u/IMessedUpReadBad · 1 pointr/LearnUselessTalents

211 Things a Bright Boy can do is pretty cool, it just has a bunch of neat activities and diy projects that aren't time consuming kind of useless really

The book of secrets is kind of the same story really neat as well

u/SweaterVestGuy · 5 pointsr/LearnUselessTalents

To anyone interested, this method is used in this book, as well as other mathematical shortcuts.


u/R4gn4_r0k · 6 pointsr/LearnUselessTalents

Looks great. If you don't mind, I would recommend one thing, if your wife is ever like mine. My wife has several dress shirts that she won't dry, she has to hang. You could get a retractable indoor clothesline and install it in that gap between your shelves. That way you don't have a pole constantly in the way but a spot for her to hang clothes if needed. This one works well:

u/metallic201 · 639 pointsr/LearnUselessTalents

I could be wrong but I believe you just buy special caps for your thumbs like these that light up when you press them.

u/ManiacalV · 2 pointsr/LearnUselessTalents

My brother got me this one a few years back. More Show Me How.

The series has the first and second books, a survival one and one for each new parent (mom/dad, not every parent in the world). It's a rather cool series. It's all very stylized.

u/sockmonkey16 · 2 pointsr/LearnUselessTalents

Potassium Nitrate is the primary ingredient in almost all stump removing powders. Here is is on Amazon for less that $6.

If you can't get Potassium Nitrate, Sodium Nitrate will probably work as well but may burn too hot and/or explosively with the sugar (a new ratio should be worked out).

u/xBearJewx · 45 pointsr/LearnUselessTalents

Read more :\^)

I personally don't put much stock into the whole speed reading thing. You lose the sense of the prose and you likely take less away from the material (I do).

I'll echo what others have said and work on comprehension. Also, you could read "How to Read a Book" by Adler and Van Doren. It's an insightful look at what constitutes a text and how you should approach it. It focuses not only on literature but other texts (history, science, poetry, etc.) as well.

u/ohgodwhydidIjoin · 1 pointr/LearnUselessTalents

Buy the Gregg Shorthand manual on Amazon. You will be able to write basic words after the first chapter.

u/wetanwild99 · 2 pointsr/LearnUselessTalents

After a quick search i found some on amazon. Even has a few people who say they made the crystals from it

u/abreak · 1 pointr/LearnUselessTalents

I can't believe that no one has yet mentioned that there is an entire Latin-English dictionary devoted to sexual vocabulary. That's the real goldmine for useless Latin words (unless you're reading Catullus).

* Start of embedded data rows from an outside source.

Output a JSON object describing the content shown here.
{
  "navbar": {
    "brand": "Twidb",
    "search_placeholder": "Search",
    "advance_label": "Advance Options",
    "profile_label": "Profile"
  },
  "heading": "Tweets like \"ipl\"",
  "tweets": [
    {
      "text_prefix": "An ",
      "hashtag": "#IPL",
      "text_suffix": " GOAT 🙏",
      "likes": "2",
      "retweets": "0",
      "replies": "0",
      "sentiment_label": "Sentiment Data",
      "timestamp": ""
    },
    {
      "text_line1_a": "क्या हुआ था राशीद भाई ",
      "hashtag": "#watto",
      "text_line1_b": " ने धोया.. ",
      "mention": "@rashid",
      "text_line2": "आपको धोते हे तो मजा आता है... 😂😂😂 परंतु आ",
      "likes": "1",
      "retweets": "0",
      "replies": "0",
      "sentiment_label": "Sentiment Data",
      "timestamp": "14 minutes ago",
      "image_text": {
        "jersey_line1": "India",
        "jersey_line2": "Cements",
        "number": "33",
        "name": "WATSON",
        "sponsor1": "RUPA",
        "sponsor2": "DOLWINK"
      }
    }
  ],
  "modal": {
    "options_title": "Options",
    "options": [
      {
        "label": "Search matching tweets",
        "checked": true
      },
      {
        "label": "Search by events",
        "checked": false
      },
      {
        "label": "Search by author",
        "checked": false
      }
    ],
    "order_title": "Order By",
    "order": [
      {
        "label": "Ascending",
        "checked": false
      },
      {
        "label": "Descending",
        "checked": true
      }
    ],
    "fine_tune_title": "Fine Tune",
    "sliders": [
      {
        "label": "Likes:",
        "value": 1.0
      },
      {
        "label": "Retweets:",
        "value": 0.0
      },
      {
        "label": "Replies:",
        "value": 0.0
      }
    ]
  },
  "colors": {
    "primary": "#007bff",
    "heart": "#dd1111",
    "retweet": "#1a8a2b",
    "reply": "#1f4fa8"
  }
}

u/Puntley · 1 pointr/LearnUselessTalents

This is literally a book full of useless information. Heck, it's even in the title! There are five total, I have three.

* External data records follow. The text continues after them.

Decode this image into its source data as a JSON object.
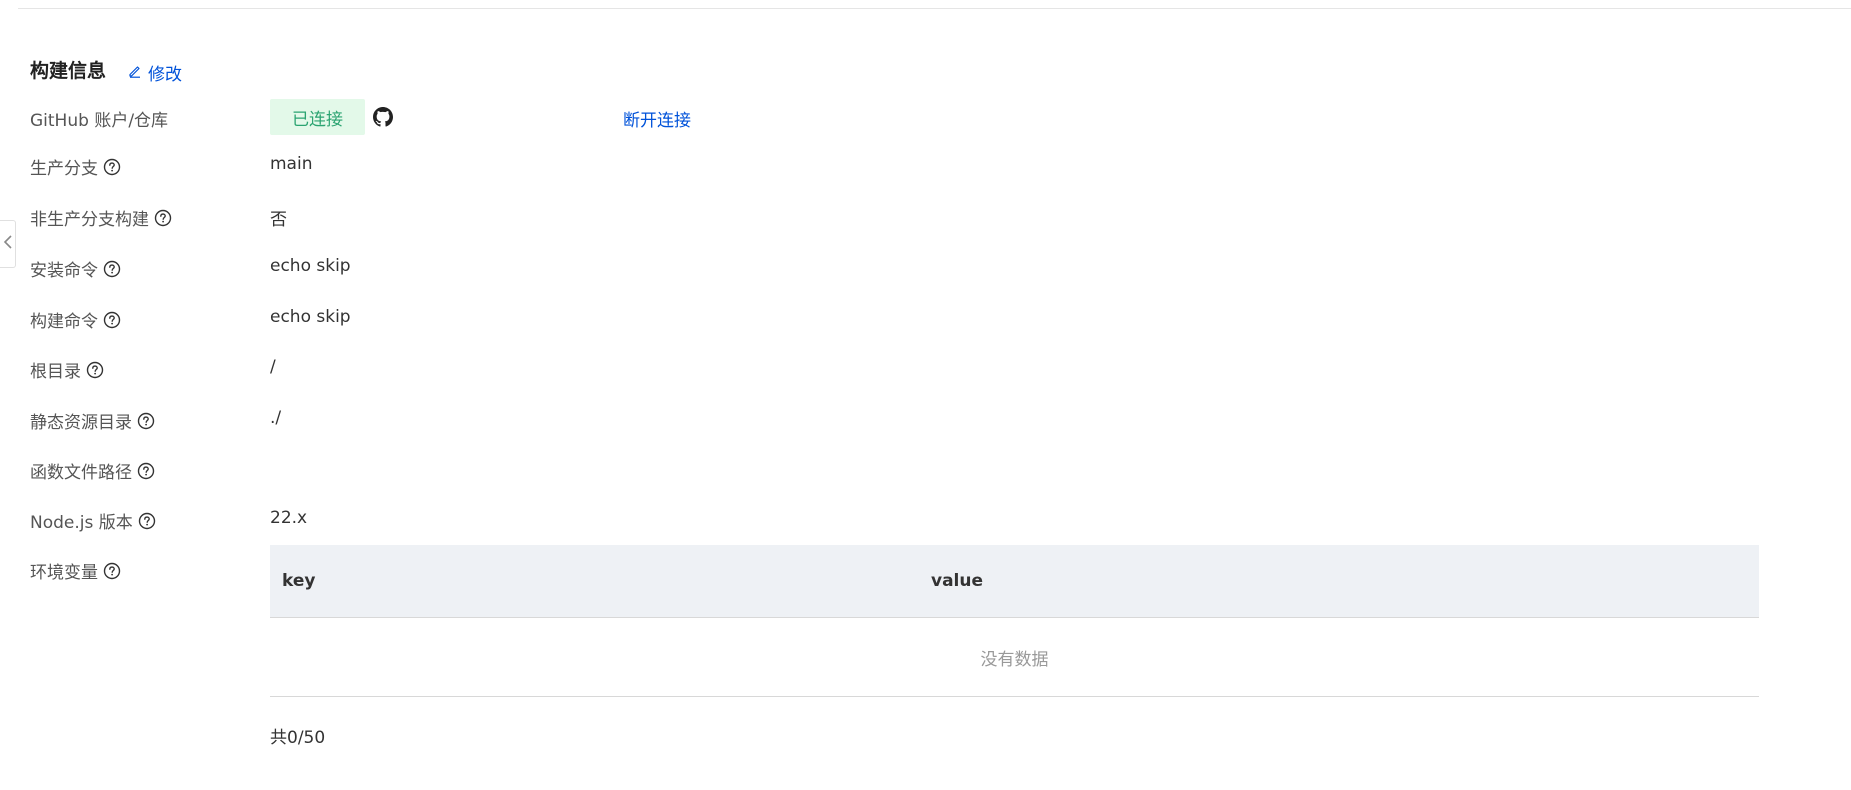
{
  "section": {
    "title": "构建信息",
    "edit_label": "修改"
  },
  "github": {
    "label": "GitHub 账户/仓库",
    "status": "已连接",
    "disconnect_label": "断开连接"
  },
  "rows": [
    {
      "label": "生产分支",
      "value": "main"
    },
    {
      "label": "非生产分支构建",
      "value": "否"
    },
    {
      "label": "安装命令",
      "value": "echo skip"
    },
    {
      "label": "构建命令",
      "value": "echo skip"
    },
    {
      "label": "根目录",
      "value": "/"
    },
    {
      "label": "静态资源目录",
      "value": "./"
    },
    {
      "label": "函数文件路径",
      "value": ""
    },
    {
      "label": "Node.js 版本",
      "value": "22.x"
    }
  ],
  "env": {
    "label": "环境变量",
    "columns": [
      "key",
      "value"
    ],
    "empty_text": "没有数据",
    "total_text": "共0/50"
  },
  "colors": {
    "link": "#0052d9",
    "success_bg": "#e3f9e9",
    "success_text": "#2ba471",
    "table_header_bg": "#eef1f5"
  },
  "icons": {
    "edit": "edit-icon",
    "github": "github-icon",
    "help": "help-circle-icon",
    "collapse": "chevron-left-icon"
  }
}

u/OfficeSpaceBalls · 1 pointr/LearnUselessTalents

[The Dangerous Book for Boys.] ( It taught me so many things that I never needed to know.